COVID-19 Vaccine Related Cervical Radiculitis and Parsonage-Turner Syndrome: Illustrative Case and Review of the Literature
Zachary Taylor1, Ravi Nunna1, Angela Tran1, Matias Costa1, Maxwell Gruber1, Periklis Godiolas1, Zachary Litvack1
1Swedish Neuroscience Institute, Neurosurgery, Seattle, WA,
DOI: 10.5137/1019-5149.JTN.44533-23.2

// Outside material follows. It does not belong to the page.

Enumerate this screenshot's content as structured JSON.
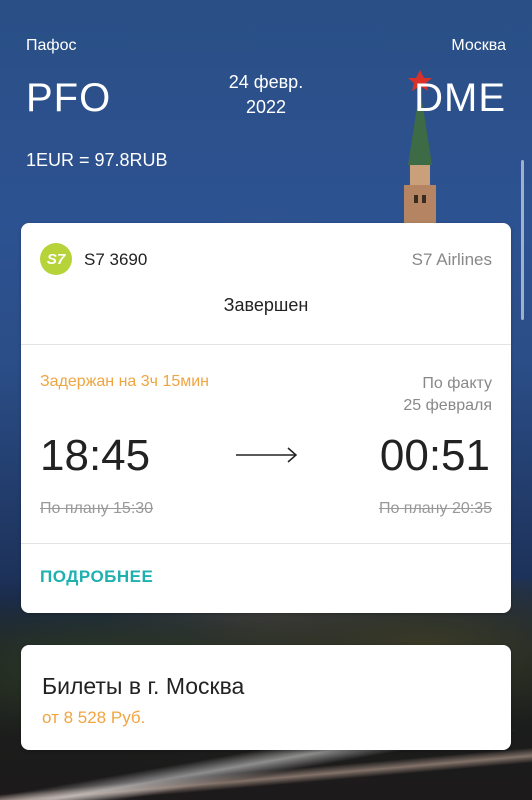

Background Parsonage-Turner Syndrome, or neuralgic amyotrophy, is an acute-onset upper limb and shoulder girdle palsy that can occur in a post-viral, post-surgical or idiopathic setting. There have also been some reported cases of the syndrome occurring following vaccinations. The pathophysiology of neuralgic amyotrophy is not completely understood and many of the commonly used diagnostic imaging modalities we use to try and diagnose this syndrome are inaccurate and misleading. Case description We present the case of a 40-year-old gentleman who presented with acute onset burning pain and fasciculations in his right upper extremity following vaccination with the second dose of the Pfizer-BioNTech COVID-19 vaccine. His symptoms progressed to weakness in isolated muscle groups with electromyographic evidence of decreased nerve conduction. MRI of the cervical spine demonstrated multilevel central and foraminal stenosis, suggesting a diagnosis of cervical radiculopathy. The patient underwent a C4-5/C5-6 and C6-7 laminoforaminotomy and tolerated the procedure well. Post-operatively, the patient has experienced gradual symptom improvement with residual right triceps and pectoralis muscle weakness as well as paresthesias of the right elbow and forearm. Conclusion Parsonage-Turner Syndrome is a brachial plexus palsy that can affect one or multiple branches of the brachial plexus. It causes acute-onset pain and weakness, and the diagnosis can be difficult to make with the commonly used diagnostic imaging methods. We reviewed other case reports about neuralgic amyotrophy following vaccinations as well as the current literature on more accurate diagnostic imaging modalities that may help our diagnosis and understanding of the pathophysiology of this condition.

Corresponding author : Ravi Nunna